◆ ABOUT THIS EXERCISE ◆
When a line of the entries contains the word "JSON", report that line.

### DATA SHOWN

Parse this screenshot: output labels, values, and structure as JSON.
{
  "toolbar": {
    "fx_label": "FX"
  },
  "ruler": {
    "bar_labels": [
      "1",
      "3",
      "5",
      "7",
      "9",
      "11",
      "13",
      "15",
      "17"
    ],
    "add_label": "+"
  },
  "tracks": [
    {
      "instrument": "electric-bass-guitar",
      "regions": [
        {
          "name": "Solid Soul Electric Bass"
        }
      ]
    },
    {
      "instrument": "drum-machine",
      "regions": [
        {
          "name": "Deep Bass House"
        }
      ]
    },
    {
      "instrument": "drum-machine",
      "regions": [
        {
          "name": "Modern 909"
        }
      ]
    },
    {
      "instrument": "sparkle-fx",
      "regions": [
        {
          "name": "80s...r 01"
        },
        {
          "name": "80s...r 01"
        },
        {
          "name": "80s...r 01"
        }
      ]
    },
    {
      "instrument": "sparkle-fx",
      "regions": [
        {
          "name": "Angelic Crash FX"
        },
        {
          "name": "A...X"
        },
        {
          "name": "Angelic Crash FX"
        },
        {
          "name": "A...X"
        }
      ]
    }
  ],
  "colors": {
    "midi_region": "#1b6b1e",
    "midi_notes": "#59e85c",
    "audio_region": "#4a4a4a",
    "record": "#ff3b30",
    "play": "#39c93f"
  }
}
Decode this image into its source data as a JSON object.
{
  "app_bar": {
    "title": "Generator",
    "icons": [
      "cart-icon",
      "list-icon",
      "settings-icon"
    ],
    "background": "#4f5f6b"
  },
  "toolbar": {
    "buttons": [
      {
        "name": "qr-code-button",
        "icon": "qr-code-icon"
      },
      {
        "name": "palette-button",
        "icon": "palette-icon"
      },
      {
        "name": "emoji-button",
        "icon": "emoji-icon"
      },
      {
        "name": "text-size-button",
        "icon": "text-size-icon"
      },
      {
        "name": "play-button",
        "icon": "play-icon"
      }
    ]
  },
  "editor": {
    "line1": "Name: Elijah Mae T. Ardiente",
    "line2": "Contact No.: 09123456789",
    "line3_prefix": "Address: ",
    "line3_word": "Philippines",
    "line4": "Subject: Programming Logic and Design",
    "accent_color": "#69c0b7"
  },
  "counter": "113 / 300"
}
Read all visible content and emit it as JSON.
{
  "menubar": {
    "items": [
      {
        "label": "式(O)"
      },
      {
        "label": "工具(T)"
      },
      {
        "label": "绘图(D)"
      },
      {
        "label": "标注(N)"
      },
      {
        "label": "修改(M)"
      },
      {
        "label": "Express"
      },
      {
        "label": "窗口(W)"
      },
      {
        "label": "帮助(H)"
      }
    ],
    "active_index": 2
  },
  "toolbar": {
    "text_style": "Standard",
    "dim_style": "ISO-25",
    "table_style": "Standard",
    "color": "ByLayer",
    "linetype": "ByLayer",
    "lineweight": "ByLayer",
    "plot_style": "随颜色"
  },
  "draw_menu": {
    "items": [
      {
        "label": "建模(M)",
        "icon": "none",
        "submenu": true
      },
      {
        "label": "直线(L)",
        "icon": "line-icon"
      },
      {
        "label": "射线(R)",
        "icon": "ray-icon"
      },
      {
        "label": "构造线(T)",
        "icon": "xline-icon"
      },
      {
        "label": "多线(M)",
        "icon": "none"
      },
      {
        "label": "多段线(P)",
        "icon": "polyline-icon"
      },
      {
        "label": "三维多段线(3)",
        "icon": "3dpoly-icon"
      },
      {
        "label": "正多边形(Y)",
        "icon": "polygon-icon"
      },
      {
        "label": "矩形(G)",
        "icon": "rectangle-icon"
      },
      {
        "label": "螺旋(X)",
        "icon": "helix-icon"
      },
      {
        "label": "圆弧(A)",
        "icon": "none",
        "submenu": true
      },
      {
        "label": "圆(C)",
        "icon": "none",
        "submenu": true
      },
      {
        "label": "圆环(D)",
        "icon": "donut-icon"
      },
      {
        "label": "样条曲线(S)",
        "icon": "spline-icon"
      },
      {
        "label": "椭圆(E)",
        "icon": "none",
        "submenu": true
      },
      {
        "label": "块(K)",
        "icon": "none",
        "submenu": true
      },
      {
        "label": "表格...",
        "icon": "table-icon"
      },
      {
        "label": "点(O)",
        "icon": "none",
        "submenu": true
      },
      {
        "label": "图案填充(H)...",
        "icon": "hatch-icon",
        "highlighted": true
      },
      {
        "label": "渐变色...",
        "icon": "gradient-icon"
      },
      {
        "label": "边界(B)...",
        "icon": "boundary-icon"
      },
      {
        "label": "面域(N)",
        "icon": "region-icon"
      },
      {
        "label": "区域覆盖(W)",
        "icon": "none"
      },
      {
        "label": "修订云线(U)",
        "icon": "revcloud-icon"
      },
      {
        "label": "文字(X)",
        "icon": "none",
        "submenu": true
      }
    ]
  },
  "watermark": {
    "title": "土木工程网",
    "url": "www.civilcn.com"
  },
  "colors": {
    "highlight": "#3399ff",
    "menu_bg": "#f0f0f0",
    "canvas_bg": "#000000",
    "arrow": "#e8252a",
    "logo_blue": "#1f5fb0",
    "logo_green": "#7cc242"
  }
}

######

◆ ANSWER ◆
Parse this screenshot: output labels, values, and structure as JSON.
Decode this image into its source data as a JSON object.
Read all visible content and emit it as JSON.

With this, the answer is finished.